What is a “Swarm”?
As robots become more and more useful, multiple robots working together on a single task will become commonplace. Many of the most useful applications of robots are particularly well-suited to this “swarm” approach. Groups of robots can perform these tasks more efficiently, and can perform them in fundamentally different ways than robots working individually. However, swarms of robots are difficult to program and coordinate. My work focuses on developing software and intelligent programming techniques applicable to large swarms of robots, with populations in the 10 to 10,000 range. Software is evaluated on the 100-robot iRobot swarm.
Applications of Robot Swarms
There are many applications for swarms of robots. Multiple vacuum cleaner robots might need to share maps of areas where they’ve previously cleaned. A swarm of mars rovers might need to disperse throughout the environment to locate promising areas, while maintaining communications with each other. Robots used for earthquake rescue might come in three flavors: thousands of cockroach-sized scouts to infiltrate the debris and locate survivors, a few dozen rat-sized structural engineers to get near the scene and solve the “pick-up-sticks” problem of getting the rubble off, and a few brontosaurus-sized heavy-lifters to carry out the rescue plan.
In all these applications, individual robots must work independently, only communicating with other nearby robots. It is either too expensive (robot vacuums need to be very cheap), too far (it takes 15 minutes for messages to get to Mars), or impossible (radio control signals cannot penetrate into earthquake ruble) to control all of the robots from a centralized location. However, a distributed control system can let robots interact with other nearby robots, cooperating amongst themselves to accomplish their mission.
Software from Insects?
The main goal of my research is to learn how to program to use local interactions between nearby robots to produce large-scale group behaviors from the entire swarm. This idea is not new, in fact it is almost 65 million years old. Ants, bees, and termites are beautifully engineered examples of this kind of software in use. These insects do not use centralized communication, there is no strict hierarchy, and no one in charge.

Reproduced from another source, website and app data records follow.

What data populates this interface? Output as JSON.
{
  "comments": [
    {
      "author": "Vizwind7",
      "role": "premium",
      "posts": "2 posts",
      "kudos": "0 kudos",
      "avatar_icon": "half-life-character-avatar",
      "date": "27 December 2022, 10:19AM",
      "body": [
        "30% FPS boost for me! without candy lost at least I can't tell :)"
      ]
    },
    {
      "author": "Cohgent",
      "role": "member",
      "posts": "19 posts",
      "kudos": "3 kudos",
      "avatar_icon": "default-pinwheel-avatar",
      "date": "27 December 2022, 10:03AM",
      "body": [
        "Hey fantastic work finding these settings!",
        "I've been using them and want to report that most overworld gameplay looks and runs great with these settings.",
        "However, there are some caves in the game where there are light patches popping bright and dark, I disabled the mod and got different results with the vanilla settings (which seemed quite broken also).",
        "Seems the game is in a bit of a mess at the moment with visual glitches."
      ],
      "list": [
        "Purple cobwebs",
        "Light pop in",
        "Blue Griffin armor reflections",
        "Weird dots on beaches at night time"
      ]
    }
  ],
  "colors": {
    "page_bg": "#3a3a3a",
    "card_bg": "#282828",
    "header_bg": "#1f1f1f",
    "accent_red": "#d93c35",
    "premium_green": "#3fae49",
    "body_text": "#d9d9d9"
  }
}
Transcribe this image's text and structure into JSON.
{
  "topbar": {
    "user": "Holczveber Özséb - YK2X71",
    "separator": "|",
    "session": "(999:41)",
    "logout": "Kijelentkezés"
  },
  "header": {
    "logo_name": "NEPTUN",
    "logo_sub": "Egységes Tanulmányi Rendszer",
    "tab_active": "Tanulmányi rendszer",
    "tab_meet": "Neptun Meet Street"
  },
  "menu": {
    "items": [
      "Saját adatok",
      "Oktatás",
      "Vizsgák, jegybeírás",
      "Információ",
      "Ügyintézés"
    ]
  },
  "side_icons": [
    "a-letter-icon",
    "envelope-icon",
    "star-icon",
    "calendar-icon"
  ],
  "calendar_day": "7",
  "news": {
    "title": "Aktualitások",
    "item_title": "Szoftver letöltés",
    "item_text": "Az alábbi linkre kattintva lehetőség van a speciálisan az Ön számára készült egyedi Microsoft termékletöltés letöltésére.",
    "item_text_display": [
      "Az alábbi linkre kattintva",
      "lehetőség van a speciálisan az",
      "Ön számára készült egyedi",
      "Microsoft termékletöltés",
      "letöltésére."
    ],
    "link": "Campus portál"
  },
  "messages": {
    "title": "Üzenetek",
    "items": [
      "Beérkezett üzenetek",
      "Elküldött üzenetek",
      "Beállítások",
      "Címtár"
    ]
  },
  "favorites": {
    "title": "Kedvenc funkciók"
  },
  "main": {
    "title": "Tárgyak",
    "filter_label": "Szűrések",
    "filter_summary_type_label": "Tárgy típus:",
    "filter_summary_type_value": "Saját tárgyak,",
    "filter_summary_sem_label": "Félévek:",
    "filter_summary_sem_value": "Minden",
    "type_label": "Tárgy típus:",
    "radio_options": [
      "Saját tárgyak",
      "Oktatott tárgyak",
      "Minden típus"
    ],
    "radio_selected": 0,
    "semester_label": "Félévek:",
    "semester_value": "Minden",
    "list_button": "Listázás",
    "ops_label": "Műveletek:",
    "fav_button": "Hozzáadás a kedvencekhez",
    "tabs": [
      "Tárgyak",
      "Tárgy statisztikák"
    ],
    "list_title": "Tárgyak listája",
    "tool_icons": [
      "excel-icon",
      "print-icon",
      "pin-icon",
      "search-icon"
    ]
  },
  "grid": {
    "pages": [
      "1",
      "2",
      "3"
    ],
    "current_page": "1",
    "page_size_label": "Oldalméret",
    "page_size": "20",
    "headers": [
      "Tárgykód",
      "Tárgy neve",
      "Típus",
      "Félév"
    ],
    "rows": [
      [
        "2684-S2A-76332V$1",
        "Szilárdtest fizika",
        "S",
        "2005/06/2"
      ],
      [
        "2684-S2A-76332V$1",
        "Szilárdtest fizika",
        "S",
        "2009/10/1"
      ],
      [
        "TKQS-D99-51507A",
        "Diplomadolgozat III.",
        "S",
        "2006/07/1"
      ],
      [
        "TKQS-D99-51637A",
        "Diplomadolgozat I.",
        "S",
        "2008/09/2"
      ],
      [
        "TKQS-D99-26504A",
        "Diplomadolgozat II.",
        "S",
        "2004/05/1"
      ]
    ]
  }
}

However, developing swarm software from the “top down”, i.e. by starting with the group application and trying to determine the individual behaviors that it arises from, is very difficult. Instead, I am developing a library of “group behavior building blocks” that can linked to combined to form an intelligence to programming software. The robots use these behaviors to communicate, cooperate, and move relative to each other. Some behaviors are simple, like following, dispersing, and counting. Some are more complex, like dynamic task assignment, temporal synchronization, and gradient tree navigation. There are currently about forty of these behaviors. They are designed to produce predictable outcomes when used individually, or when combined with other library behaviors, allowing group applications to be constructed much more easily.
Robots are going to be an important part of the future. Software designed to run on large groups of robots is the key needed to unlock this tremendous potential to benefit mankind.
Example. Swarm behavior is such there is a master where all others are slaves, where you move one constant, the rest will follows, this technique can be used to program Stock Indices Prediction software.
The final product of intelligent software is so advanced that it will use 3D search engine with intelligent swarm techniques to solve complex problems trawling billions and billions of data in 3D formats, creating the “intelligence” for every human being to use to advance knowledge and search info themselves.
Enough info is available online to learn about the basics of intelligent programming, if you want to unlock the secrets of intelligent software, I do not believe in stealing other people’s works, please approach MIT to licensed their works, And if you have the necessary patents to cover your input, I will direct your output, but definitely for a fee of course. My objectives is to train everyone on the technologies that will change the method of programming forever, so that you can “Fish”, I am not interested in snippets of codes, that is why I never copywright anything, but if you steal and copy to produce a product wholesale that competes with me, I will be after your ase.
– Contributed by Oogle.